**What to produce:** Please check every line of the listing for "View" and copy each line where it is found.

**Recorded information:**
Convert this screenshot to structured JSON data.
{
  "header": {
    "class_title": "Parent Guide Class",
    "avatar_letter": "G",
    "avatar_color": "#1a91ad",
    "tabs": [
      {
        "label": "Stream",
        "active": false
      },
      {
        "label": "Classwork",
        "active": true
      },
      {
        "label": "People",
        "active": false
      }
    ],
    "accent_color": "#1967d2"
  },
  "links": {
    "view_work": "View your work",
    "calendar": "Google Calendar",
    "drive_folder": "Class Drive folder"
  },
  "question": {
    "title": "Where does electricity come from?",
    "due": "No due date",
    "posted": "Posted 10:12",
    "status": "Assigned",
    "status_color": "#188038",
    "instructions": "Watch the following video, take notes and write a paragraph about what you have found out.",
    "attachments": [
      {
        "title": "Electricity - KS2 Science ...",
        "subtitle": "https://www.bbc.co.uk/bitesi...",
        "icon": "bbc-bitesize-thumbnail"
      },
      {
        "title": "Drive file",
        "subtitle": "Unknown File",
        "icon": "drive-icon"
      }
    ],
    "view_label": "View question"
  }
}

**Written answer:**
    "view_work": "View your work",
    "view_label": "View question"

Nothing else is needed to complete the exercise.